Patients who suffer from sleep apnea are unable to get a good night’s rest. They experience disturbed sleep, which makes them feel exhausted throughout the day. They are unable to concentrate on work and are more vulnerable to serious illnesses because their body is unable to perform its repair and restore functions at night.
Causes of Sleep Apnea
There are three main types of sleep apnea; obstructive, central and complex. Most patients are affected by obstructive or the milder form of sleep apnea. Sleep apnea is irregular breathing at night. Patients with sleep apnea make choking or gasping noises at night because their nasal cavity gets blocked. While sleeping, the muscles at the back of their throat relax.
As the muscles relax and expand, they block the nasal cavity and make it difficult for the patient to breathe. The patient’s breathing becomes irregular, and the oxygen saturation in the blood drops low. As a result, throughout the night, the body has to work extra hard to continue functioning normally.
But when the patient wakes up in the morning, they feel lethargic and drained. This can greatly affect their personal and professional lives.
Treatment for Sleep Apnea
Patients who have obstructive sleep apnea are advised to wear oral appliances to treat their sleep disorder. An oral appliance, such as a mandibular advancement device (MAD), looks a lot like mouthguards that are worn by athletes during games to protect their teeth and tongue from injury. The mandibular advancement device has dental arches and metal hinges that temporarily bring forward the lower jaw and tongue to create more space at the back of the throat. So even when the muscles relax during sleep, the nasal cavity remains open, and the patient can breathe without difficulty or snoring.
MADs can either be bought over the counter or are custom-made by the patient’s dentist to provide the best fitting and results. Studies have shown that people who use MADs for more than 12 months were able to treat their sleep apnea and snoring.
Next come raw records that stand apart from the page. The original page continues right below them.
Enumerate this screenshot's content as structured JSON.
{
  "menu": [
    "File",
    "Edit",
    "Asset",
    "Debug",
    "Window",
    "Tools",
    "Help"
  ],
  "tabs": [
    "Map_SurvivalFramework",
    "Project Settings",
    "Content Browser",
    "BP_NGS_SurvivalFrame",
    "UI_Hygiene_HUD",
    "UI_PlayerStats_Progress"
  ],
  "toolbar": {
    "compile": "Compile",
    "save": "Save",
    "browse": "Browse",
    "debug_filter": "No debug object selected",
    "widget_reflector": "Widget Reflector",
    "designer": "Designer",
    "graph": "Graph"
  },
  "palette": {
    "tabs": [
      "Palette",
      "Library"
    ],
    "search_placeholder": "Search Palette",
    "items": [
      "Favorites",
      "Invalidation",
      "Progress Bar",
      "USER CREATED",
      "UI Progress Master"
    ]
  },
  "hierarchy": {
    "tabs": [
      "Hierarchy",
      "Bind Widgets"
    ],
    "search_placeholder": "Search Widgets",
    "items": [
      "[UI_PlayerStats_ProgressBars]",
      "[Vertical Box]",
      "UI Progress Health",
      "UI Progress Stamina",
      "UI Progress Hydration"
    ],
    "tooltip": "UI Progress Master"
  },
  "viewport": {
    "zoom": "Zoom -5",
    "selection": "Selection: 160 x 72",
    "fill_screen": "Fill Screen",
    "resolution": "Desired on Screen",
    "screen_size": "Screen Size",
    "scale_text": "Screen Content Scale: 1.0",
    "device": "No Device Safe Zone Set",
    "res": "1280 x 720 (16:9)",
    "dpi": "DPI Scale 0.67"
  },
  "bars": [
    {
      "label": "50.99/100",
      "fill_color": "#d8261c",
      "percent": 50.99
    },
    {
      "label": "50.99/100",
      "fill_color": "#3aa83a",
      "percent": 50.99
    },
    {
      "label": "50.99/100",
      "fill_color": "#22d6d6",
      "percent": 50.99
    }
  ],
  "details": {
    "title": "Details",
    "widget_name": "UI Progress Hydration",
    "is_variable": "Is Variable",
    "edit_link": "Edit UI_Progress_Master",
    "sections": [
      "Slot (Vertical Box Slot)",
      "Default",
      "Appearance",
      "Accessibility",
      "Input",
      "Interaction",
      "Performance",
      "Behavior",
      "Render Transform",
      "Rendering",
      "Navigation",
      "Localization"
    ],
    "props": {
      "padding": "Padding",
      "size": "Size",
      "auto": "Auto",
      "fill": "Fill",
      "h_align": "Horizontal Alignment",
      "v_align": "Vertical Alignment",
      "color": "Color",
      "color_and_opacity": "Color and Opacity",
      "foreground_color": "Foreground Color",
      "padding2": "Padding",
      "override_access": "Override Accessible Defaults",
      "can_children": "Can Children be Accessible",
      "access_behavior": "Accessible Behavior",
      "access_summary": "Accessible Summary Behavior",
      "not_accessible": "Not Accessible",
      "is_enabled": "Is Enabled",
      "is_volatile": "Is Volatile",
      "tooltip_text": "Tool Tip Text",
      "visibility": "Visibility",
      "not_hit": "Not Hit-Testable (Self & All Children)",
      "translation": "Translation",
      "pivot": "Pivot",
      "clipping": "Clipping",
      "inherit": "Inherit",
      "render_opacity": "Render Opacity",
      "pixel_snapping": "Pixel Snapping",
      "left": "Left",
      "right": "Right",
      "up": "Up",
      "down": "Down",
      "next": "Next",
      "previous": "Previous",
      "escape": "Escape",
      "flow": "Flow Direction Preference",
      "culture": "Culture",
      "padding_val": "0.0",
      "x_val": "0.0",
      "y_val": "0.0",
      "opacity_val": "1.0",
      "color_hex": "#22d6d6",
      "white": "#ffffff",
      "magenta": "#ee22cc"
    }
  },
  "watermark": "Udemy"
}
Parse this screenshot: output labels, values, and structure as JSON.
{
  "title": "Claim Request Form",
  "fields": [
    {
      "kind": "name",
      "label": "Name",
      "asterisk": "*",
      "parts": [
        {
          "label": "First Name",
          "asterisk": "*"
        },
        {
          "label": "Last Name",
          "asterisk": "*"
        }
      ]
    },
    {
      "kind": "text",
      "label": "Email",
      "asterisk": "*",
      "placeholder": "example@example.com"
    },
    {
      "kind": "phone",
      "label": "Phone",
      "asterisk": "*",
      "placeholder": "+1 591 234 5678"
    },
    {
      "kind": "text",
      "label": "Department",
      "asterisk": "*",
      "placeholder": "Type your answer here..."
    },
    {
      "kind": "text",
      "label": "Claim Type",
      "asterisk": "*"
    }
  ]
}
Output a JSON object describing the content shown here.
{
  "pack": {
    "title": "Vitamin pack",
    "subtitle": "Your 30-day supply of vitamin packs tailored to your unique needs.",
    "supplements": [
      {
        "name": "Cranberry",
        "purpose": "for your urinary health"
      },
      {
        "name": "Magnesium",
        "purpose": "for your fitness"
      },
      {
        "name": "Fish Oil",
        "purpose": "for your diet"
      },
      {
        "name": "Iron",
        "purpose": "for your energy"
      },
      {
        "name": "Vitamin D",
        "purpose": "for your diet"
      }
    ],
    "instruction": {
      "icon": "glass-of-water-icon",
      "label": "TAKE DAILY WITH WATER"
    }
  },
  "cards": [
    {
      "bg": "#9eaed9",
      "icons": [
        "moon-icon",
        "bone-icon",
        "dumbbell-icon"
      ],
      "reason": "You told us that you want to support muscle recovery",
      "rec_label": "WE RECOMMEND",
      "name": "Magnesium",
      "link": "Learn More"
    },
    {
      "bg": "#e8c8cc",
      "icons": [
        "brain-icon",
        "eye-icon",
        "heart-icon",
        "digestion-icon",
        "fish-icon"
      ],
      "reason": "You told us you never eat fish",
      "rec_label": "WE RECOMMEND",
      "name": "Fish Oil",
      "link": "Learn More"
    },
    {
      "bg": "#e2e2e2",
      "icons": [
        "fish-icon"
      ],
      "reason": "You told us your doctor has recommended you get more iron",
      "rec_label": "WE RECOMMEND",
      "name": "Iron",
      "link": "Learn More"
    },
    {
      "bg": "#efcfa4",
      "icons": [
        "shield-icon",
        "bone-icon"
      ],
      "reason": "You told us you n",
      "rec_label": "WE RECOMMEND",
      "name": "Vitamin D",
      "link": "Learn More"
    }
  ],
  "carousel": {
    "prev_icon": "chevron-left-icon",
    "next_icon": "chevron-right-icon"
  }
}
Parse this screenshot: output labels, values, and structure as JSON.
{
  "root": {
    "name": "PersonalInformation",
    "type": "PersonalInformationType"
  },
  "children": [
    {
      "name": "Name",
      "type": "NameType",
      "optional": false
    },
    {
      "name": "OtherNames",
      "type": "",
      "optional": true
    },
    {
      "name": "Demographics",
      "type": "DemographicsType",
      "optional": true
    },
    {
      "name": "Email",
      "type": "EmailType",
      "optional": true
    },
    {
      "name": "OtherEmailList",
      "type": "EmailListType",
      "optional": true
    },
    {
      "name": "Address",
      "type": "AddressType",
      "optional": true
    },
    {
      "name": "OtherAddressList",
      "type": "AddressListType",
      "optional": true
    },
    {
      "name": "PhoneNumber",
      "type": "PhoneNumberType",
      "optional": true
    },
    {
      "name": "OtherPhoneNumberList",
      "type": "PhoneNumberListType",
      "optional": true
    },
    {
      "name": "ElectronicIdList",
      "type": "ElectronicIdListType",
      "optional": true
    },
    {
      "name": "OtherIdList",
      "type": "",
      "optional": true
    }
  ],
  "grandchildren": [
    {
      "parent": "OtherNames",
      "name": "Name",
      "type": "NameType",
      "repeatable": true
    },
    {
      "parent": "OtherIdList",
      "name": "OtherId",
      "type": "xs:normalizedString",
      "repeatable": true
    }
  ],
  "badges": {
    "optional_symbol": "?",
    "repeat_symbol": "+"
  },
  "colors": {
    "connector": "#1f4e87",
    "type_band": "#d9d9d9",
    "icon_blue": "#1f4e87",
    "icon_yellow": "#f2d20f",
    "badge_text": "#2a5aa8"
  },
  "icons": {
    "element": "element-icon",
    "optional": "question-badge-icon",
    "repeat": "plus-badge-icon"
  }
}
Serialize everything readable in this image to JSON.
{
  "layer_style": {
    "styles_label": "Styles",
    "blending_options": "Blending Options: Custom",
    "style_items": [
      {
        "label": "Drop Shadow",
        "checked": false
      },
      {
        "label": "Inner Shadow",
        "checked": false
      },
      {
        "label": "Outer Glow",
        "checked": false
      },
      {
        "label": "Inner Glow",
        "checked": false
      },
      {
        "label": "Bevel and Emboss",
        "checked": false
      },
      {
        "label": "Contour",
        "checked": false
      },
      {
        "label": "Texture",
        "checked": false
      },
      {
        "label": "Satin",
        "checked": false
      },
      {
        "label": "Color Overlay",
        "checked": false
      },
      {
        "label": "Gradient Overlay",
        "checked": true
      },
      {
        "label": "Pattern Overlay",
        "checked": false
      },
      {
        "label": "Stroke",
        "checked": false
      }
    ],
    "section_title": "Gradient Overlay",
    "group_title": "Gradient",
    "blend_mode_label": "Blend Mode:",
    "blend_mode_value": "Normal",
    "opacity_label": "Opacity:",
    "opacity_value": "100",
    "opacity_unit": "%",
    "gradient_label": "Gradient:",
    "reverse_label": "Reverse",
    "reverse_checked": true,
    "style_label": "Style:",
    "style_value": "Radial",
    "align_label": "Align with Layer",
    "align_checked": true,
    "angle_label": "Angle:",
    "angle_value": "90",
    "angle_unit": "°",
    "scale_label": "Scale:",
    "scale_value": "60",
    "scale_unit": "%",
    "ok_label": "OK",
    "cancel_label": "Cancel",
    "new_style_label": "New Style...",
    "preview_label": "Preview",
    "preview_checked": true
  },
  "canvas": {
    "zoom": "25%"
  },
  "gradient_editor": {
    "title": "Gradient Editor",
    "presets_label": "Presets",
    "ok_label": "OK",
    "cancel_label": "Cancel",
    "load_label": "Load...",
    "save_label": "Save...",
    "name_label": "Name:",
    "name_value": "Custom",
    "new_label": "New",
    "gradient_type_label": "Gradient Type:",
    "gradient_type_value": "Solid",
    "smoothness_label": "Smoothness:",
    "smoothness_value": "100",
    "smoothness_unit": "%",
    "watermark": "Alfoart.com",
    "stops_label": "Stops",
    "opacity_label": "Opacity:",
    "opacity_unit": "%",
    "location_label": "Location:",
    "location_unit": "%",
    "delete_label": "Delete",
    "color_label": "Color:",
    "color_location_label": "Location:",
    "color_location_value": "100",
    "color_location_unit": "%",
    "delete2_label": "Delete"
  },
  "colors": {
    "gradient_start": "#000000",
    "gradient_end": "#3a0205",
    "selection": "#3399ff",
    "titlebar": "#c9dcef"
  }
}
Another oral appliance that is used to treat sleep apnea is called the tongue retaining device. This device looks like a splint and holds the tongue in place so that when the muscles relax, the palate at the back of the tongue does not block the nasal cavity, and the person continues to breathe normally. However, it is not as commonly used as MADs.
Oral Surgery for Sleep Apnea
Depending on the severity of your sleep apnea and the structure of your jawbones and oral cavity, your dentist or maxillofacial surgeon may recommend oral surgery for treating your sleep apnea. There are many kinds of surgeries that are performed to treat mild to severe sleep apnea.
During a minor surgery, your maxillofacial surgeon will remove extra tissues from the soft palate and uvula to widen the airways and improve respiration. But in serious cases, you will require a jawbone surgery known as maxillomandibular osteotomy to change the structure and alignment of your jawbones.
To open up the airways, your maxillofacial surgeon will bring your upper or lower jawbone forward to create more space at the back of your throat. It can take months for your operated jawbones to heal, and during this time, you will be restricted to a liquid or semi-solid diet as your jaws will be wired shut.
If you suffer from sleep apnea and your family complains about your loud snoring, then visit us at East Lyme Oral and Maxillofacial Surgery. Give us a call at (860) 934-7809 to schedule your appointment today.